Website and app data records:
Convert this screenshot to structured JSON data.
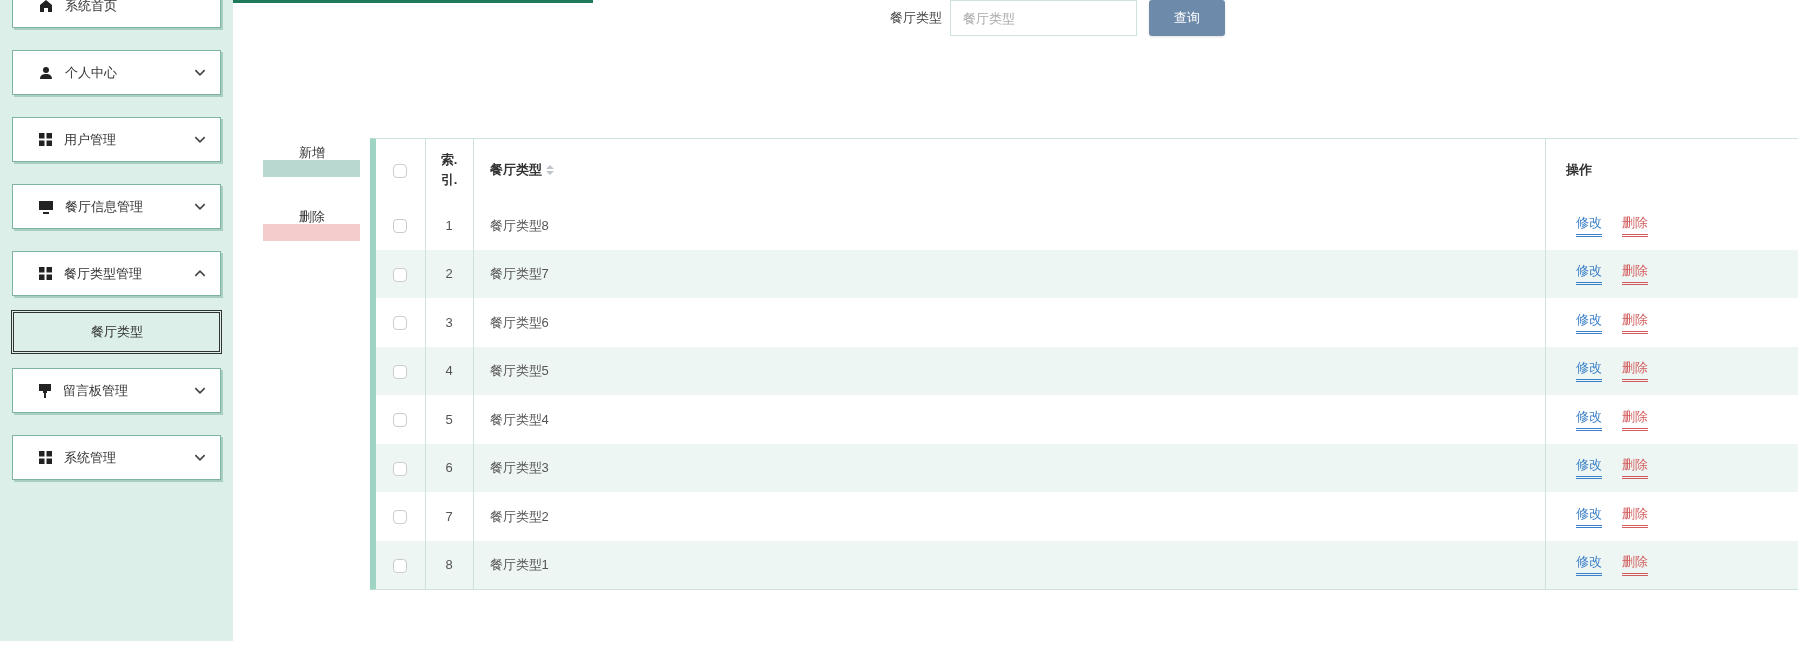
{
  "sidebar": {
    "items": [
      {
        "label": "系统首页",
        "kind": "home"
      },
      {
        "label": "个人中心",
        "kind": "user",
        "expanded": false
      },
      {
        "label": "用户管理",
        "kind": "grid",
        "expanded": false
      },
      {
        "label": "餐厅信息管理",
        "kind": "monitor",
        "expanded": false
      },
      {
        "label": "餐厅类型管理",
        "kind": "grid",
        "expanded": true,
        "children": [
          {
            "label": "餐厅类型",
            "selected": true
          }
        ]
      },
      {
        "label": "留言板管理",
        "kind": "brush",
        "expanded": false
      },
      {
        "label": "系统管理",
        "kind": "grid",
        "expanded": false
      }
    ]
  },
  "search": {
    "label": "餐厅类型",
    "placeholder": "餐厅类型",
    "button": "查询"
  },
  "actions": [
    {
      "label": "新增",
      "kind": "add"
    },
    {
      "label": "删除",
      "kind": "delete"
    }
  ],
  "table": {
    "columns": [
      "索.引.",
      "餐厅类型",
      "操作"
    ],
    "all_checked": false,
    "rows": [
      {
        "index": "1",
        "type": "餐厅类型8",
        "checked": false,
        "edit": "修改",
        "delete": "删除"
      },
      {
        "index": "2",
        "type": "餐厅类型7",
        "checked": false,
        "edit": "修改",
        "delete": "删除"
      },
      {
        "index": "3",
        "type": "餐厅类型6",
        "checked": false,
        "edit": "修改",
        "delete": "删除"
      },
      {
        "index": "4",
        "type": "餐厅类型5",
        "checked": false,
        "edit": "修改",
        "delete": "删除"
      },
      {
        "index": "5",
        "type": "餐厅类型4",
        "checked": false,
        "edit": "修改",
        "delete": "删除"
      },
      {
        "index": "6",
        "type": "餐厅类型3",
        "checked": false,
        "edit": "修改",
        "delete": "删除"
      },
      {
        "index": "7",
        "type": "餐厅类型2",
        "checked": false,
        "edit": "修改",
        "delete": "删除"
      },
      {
        "index": "8",
        "type": "餐厅类型1",
        "checked": false,
        "edit": "修改",
        "delete": "删除"
      }
    ]
  }
}
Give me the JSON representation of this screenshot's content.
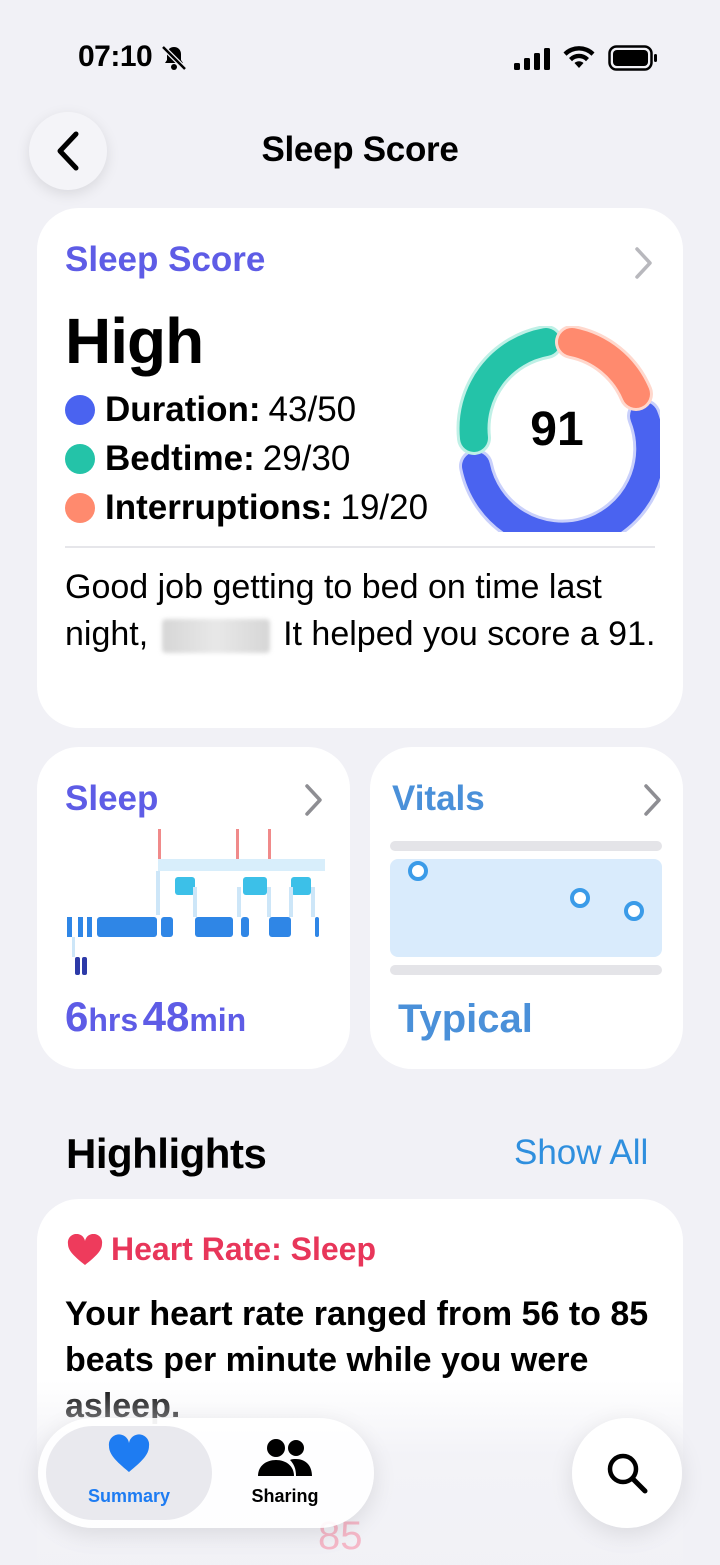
{
  "status_bar": {
    "time": "07:10"
  },
  "nav": {
    "title": "Sleep Score"
  },
  "score_card": {
    "title": "Sleep Score",
    "level": "High",
    "score": "91",
    "metrics": [
      {
        "label": "Duration:",
        "value": "43/50",
        "color": "#4a63f0"
      },
      {
        "label": "Bedtime:",
        "value": "29/30",
        "color": "#24c3a8"
      },
      {
        "label": "Interruptions:",
        "value": "19/20",
        "color": "#ff8a6e"
      }
    ],
    "message_part1": "Good job getting to bed on time last night,",
    "message_part2": "It helped you score a 91."
  },
  "sleep_card": {
    "title": "Sleep",
    "hours": "6",
    "hours_unit": "hrs",
    "minutes": "48",
    "minutes_unit": "min"
  },
  "vitals_card": {
    "title": "Vitals",
    "status": "Typical"
  },
  "highlights": {
    "title": "Highlights",
    "show_all": "Show All"
  },
  "heart_rate_card": {
    "title": "Heart Rate: Sleep",
    "text": "Your heart rate ranged from 56 to 85 beats per minute while you were asleep.",
    "ghost_value": "85"
  },
  "tab_bar": {
    "items": [
      {
        "label": "Summary",
        "active": true
      },
      {
        "label": "Sharing",
        "active": false
      }
    ]
  },
  "colors": {
    "accent_purple": "#5e5ce6",
    "link_blue": "#2f8fde",
    "heart_red": "#e8365a"
  }
}
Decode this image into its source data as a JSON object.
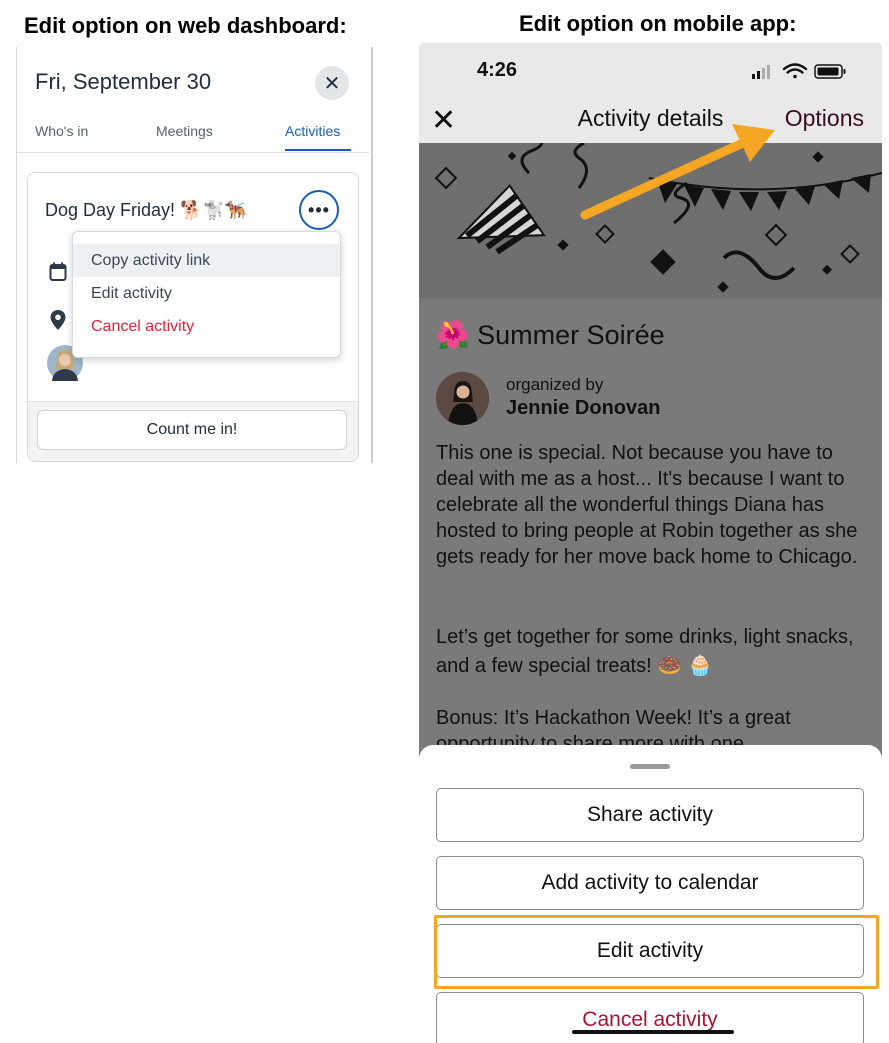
{
  "captions": {
    "web": "Edit option on web dashboard:",
    "mobile": "Edit option on mobile app:"
  },
  "web": {
    "date": "Fri, September 30",
    "tabs": [
      "Who's in",
      "Meetings",
      "Activities"
    ],
    "active_tab": "Activities",
    "card": {
      "title": "Dog Day Friday! 🐕🐩🐕‍🦺",
      "more_label": "•••",
      "menu": [
        "Copy activity link",
        "Edit activity",
        "Cancel activity"
      ],
      "count_button": "Count me in!"
    },
    "colors": {
      "accent": "#1b5db3",
      "danger": "#e0243a"
    }
  },
  "mobile": {
    "time": "4:26",
    "nav": {
      "close": "✕",
      "title": "Activity details",
      "options": "Options"
    },
    "title": "🌺 Summer Soirée",
    "organizer": {
      "label": "organized by",
      "name": "Jennie Donovan"
    },
    "paragraphs": [
      "This one is special. Not because you have to deal with me as a host... It's because I want to celebrate all the wonderful things Diana has hosted to bring people at Robin together as she gets ready for her move back home to Chicago.",
      "Let’s get together for some drinks, light snacks, and a few special treats! 🍩 🧁",
      "Bonus: It’s Hackathon Week! It’s a great opportunity to share more with one"
    ],
    "sheet_buttons": [
      "Share activity",
      "Add activity to calendar",
      "Edit activity",
      "Cancel activity"
    ],
    "colors": {
      "highlight": "#f5a623",
      "danger": "#a61530",
      "options": "#3a0a22"
    }
  }
}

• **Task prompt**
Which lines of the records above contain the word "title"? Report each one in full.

• **Task solution**
    "title": "Sleep Score"
    "title": "Sleep Score",
    "title": "Sleep",
    "title": "Vitals",
    "title": "Highlights",
    "title": "Heart Rate: Sleep",
      "title": "Dog Day Friday! 🐕🐩🐕‍🦺",
      "title": "Activity details",
    "title": "🌺 Summer Soirée",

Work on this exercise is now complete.